DIRECTIONS FOR THIS TASK
Your answer should be an exact copy of the data.

--- SOURCE DATA ---

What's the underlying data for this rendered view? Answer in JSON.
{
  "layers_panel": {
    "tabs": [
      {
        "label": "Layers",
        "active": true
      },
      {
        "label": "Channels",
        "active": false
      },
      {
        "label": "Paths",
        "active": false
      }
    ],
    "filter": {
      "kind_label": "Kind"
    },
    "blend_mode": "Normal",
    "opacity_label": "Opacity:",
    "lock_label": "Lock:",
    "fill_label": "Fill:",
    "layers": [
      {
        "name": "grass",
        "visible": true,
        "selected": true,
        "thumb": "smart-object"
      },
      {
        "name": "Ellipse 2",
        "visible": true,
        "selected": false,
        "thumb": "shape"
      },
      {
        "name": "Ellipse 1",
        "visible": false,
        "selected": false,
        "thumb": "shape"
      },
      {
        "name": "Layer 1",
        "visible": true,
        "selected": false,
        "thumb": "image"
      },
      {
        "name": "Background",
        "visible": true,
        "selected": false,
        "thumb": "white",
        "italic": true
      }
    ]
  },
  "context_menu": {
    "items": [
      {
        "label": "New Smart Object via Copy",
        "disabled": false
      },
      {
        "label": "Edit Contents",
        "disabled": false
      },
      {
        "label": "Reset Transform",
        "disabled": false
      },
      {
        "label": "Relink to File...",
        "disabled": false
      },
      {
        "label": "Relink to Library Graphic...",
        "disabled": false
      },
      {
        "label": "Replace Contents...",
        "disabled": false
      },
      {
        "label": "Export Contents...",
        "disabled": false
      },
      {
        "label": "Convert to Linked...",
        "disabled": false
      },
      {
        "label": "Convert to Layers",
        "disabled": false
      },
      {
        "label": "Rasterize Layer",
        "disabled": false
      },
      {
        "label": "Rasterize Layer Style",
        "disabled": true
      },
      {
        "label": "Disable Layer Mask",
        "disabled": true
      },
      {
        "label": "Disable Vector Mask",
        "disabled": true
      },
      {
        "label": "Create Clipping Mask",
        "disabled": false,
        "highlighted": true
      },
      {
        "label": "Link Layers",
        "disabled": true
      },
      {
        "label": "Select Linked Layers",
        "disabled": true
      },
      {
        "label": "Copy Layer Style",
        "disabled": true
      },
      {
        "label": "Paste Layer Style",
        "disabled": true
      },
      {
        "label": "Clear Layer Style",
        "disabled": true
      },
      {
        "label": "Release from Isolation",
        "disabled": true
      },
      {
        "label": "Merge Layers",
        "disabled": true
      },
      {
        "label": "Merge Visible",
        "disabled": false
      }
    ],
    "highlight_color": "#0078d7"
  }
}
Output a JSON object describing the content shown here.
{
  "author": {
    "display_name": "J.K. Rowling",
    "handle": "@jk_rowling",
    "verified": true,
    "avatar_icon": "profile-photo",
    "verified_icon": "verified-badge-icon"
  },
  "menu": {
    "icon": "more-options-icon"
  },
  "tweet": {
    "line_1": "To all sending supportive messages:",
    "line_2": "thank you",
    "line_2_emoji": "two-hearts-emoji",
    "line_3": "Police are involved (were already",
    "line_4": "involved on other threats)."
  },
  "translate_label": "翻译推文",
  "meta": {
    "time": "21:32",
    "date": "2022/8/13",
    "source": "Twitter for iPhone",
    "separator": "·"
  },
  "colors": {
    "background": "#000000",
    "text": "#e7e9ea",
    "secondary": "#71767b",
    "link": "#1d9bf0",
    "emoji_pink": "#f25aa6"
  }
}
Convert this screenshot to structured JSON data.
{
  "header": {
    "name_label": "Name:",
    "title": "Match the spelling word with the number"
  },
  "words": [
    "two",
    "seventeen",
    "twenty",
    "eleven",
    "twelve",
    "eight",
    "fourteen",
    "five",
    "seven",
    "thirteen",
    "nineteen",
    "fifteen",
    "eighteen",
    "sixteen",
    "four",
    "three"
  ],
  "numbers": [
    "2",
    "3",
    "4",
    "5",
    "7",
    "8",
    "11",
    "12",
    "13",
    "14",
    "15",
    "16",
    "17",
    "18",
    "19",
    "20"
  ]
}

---

EXERCISE SOLUTION
What's the underlying data for this rendered view? Answer in JSON.
{
  "layers_panel": {
    "tabs": [
      {
        "label": "Layers",
        "active": true
      },
      {
        "label": "Channels",
        "active": false
      },
      {
        "label": "Paths",
        "active": false
      }
    ],
    "filter": {
      "kind_label": "Kind"
    },
    "blend_mode": "Normal",
    "opacity_label": "Opacity:",
    "lock_label": "Lock:",
    "fill_label": "Fill:",
    "layers": [
      {
        "name": "grass",
        "visible": true,
        "selected": true,
        "thumb": "smart-object"
      },
      {
        "name": "Ellipse 2",
        "visible": true,
        "selected": false,
        "thumb": "shape"
      },
      {
        "name": "Ellipse 1",
        "visible": false,
        "selected": false,
        "thumb": "shape"
      },
      {
        "name": "Layer 1",
        "visible": true,
        "selected": false,
        "thumb": "image"
      },
      {
        "name": "Background",
        "visible": true,
        "selected": false,
        "thumb": "white",
        "italic": true
      }
    ]
  },
  "context_menu": {
    "items": [
      {
        "label": "New Smart Object via Copy",
        "disabled": false
      },
      {
        "label": "Edit Contents",
        "disabled": false
      },
      {
        "label": "Reset Transform",
        "disabled": false
      },
      {
        "label": "Relink to File...",
        "disabled": false
      },
      {
        "label": "Relink to Library Graphic...",
        "disabled": false
      },
      {
        "label": "Replace Contents...",
        "disabled": false
      },
      {
        "label": "Export Contents...",
        "disabled": false
      },
      {
        "label": "Convert to Linked...",
        "disabled": false
      },
      {
        "label": "Convert to Layers",
        "disabled": false
      },
      {
        "label": "Rasterize Layer",
        "disabled": false
      },
      {
        "label": "Rasterize Layer Style",
        "disabled": true
      },
      {
        "label": "Disable Layer Mask",
        "disabled": true
      },
      {
        "label": "Disable Vector Mask",
        "disabled": true
      },
      {
        "label": "Create Clipping Mask",
        "disabled": false,
        "highlighted": true
      },
      {
        "label": "Link Layers",
        "disabled": true
      },
      {
        "label": "Select Linked Layers",
        "disabled": true
      },
      {
        "label": "Copy Layer Style",
        "disabled": true
      },
      {
        "label": "Paste Layer Style",
        "disabled": true
      },
      {
        "label": "Clear Layer Style",
        "disabled": true
      },
      {
        "label": "Release from Isolation",
        "disabled": true
      },
      {
        "label": "Merge Layers",
        "disabled": true
      },
      {
        "label": "Merge Visible",
        "disabled": false
      }
    ],
    "highlight_color": "#0078d7"
  }
}
Output a JSON object describing the content shown here.
{
  "author": {
    "display_name": "J.K. Rowling",
    "handle": "@jk_rowling",
    "verified": true,
    "avatar_icon": "profile-photo",
    "verified_icon": "verified-badge-icon"
  },
  "menu": {
    "icon": "more-options-icon"
  },
  "tweet": {
    "line_1": "To all sending supportive messages:",
    "line_2": "thank you",
    "line_2_emoji": "two-hearts-emoji",
    "line_3": "Police are involved (were already",
    "line_4": "involved on other threats)."
  },
  "translate_label": "翻译推文",
  "meta": {
    "time": "21:32",
    "date": "2022/8/13",
    "source": "Twitter for iPhone",
    "separator": "·"
  },
  "colors": {
    "background": "#000000",
    "text": "#e7e9ea",
    "secondary": "#71767b",
    "link": "#1d9bf0",
    "emoji_pink": "#f25aa6"
  }
}
Convert this screenshot to structured JSON data.
{
  "header": {
    "name_label": "Name:",
    "title": "Match the spelling word with the number"
  },
  "words": [
    "two",
    "seventeen",
    "twenty",
    "eleven",
    "twelve",
    "eight",
    "fourteen",
    "five",
    "seven",
    "thirteen",
    "nineteen",
    "fifteen",
    "eighteen",
    "sixteen",
    "four",
    "three"
  ],
  "numbers": [
    "2",
    "3",
    "4",
    "5",
    "7",
    "8",
    "11",
    "12",
    "13",
    "14",
    "15",
    "16",
    "17",
    "18",
    "19",
    "20"
  ]
}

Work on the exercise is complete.